Rationale: Evidence links alterations in α5-containing nicotinic receptors (α5*-nAChRs) to nicotine addiction. Notably, the rs16969968 polymorphism in the α5 gene (α5SNP) increases the risk for heavy smoking and impairs nicotine-rewarding properties in mice. Additional work is needed to understand how native and polymorphic α5*-nAChRs contribute to processes associated with the risk for nicotine addiction.
Objectives: We aimed at understanding the contribution of α5*-nAChRs to endophenotypes like increased responses to novelty and anxiety, known to promote vulnerability to addiction, and to the response of the dopamine and serotonin systems to nicotine.
Methods: Behavioural phenotypes were investigated in mice lacking the α5 gene (α5(-/-)). Nicotine injections were performed to test the consequences of nicotine exposure on the phenotypes identified. Dopamine and serotonin signalling were assessed using in vivo microdialysis and electrophysiology. We used lentiviral vectors to compare the consequences of re-expressing either the α5 wild-type allele or the α5SNP in specific brain areas of α5(-/-) mice.
Results: α5(-/-) mice did not exhibit high responses to novelty but showed decreased novelty-induced rearing behaviour together with high anxiety. Exposure to high doses of nicotine rescued these phenotypes. We identified altered spontaneous and nicotine-elicited serotonin and dopamine activity in α5(-/-) mice. Re-expression of α5 in the ventral tegmental area and hippocampus rescued rearing and anxiety levels in α5(-/-) mice, respectively. When expressing the α5SNP instead, this resulted in a knockout-like phenotype for both behaviours.
Conclusions: We propose that altered α5*-nAChR cholinergic signalling contributes to emotional/behavioural impairments that may be alleviated by nicotine consumption.

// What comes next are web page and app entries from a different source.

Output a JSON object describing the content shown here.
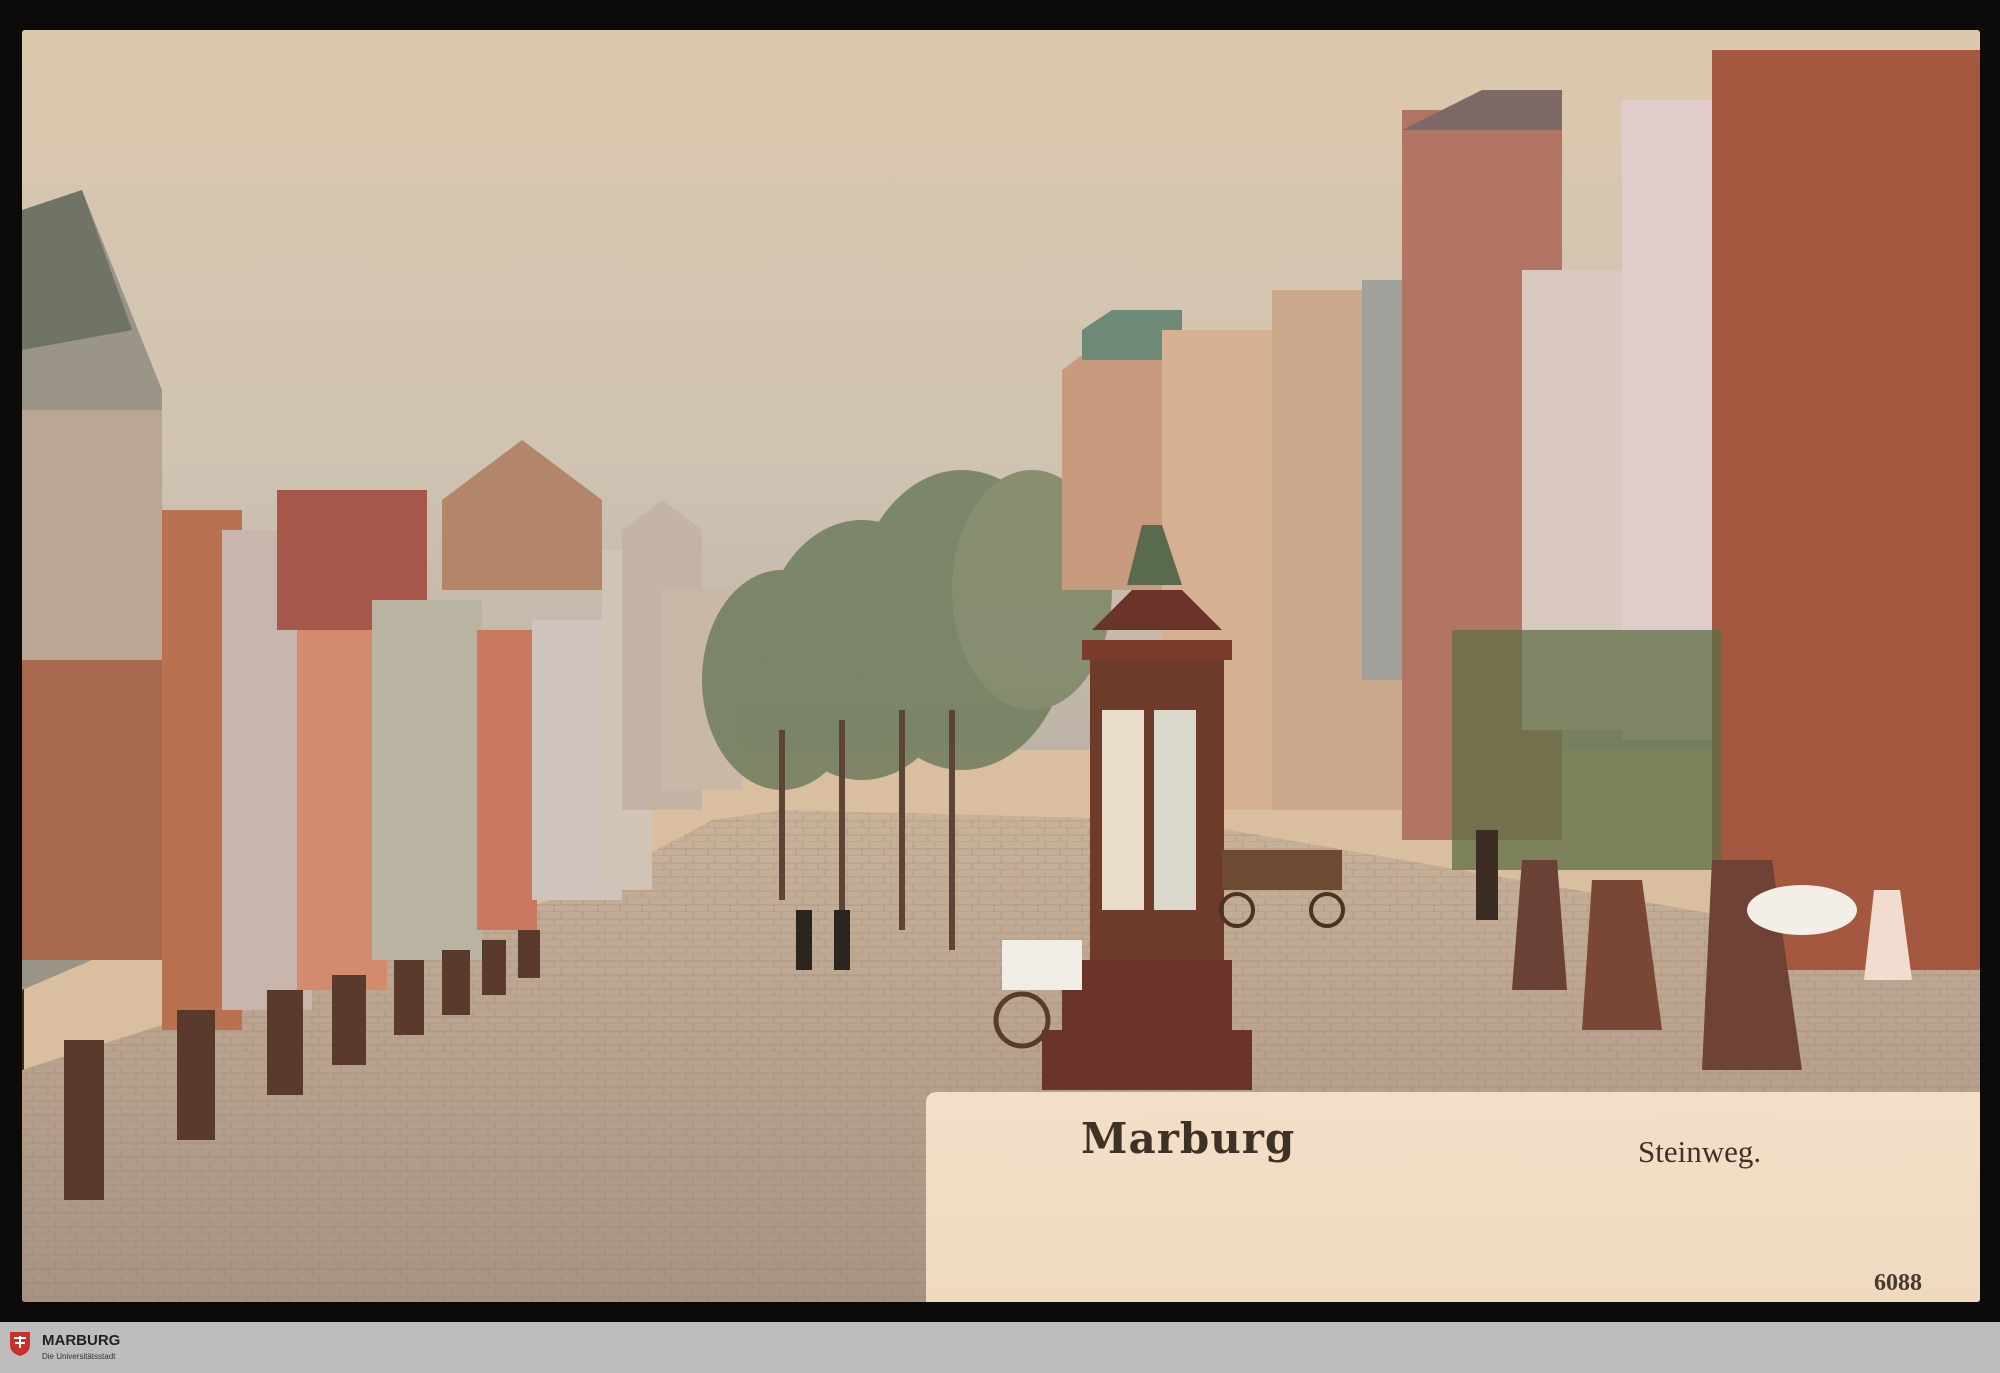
{
  "postcard": {
    "city_title": "Marburg",
    "street_title": "Steinweg.",
    "card_number": "6088",
    "colors": {
      "sky": "#d8c2a6",
      "paper": "#f0d9c0",
      "street": "#b8a08a",
      "trees": "#6f7d5e",
      "ink": "#3e3126"
    }
  },
  "footer": {
    "logo_title": "MARBURG",
    "logo_subtitle": "Die Universitätsstadt",
    "logo_icon": "city-crest-icon",
    "bar_color": "#bdbdbd",
    "crest_color": "#c8312b"
  }
}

Keywords: Addiction; Anxiety; Lentiviral vector; Mice; Monoamines; Nicotine; Nicotinic receptors; Novelty; Polymorphism; Vulnerability.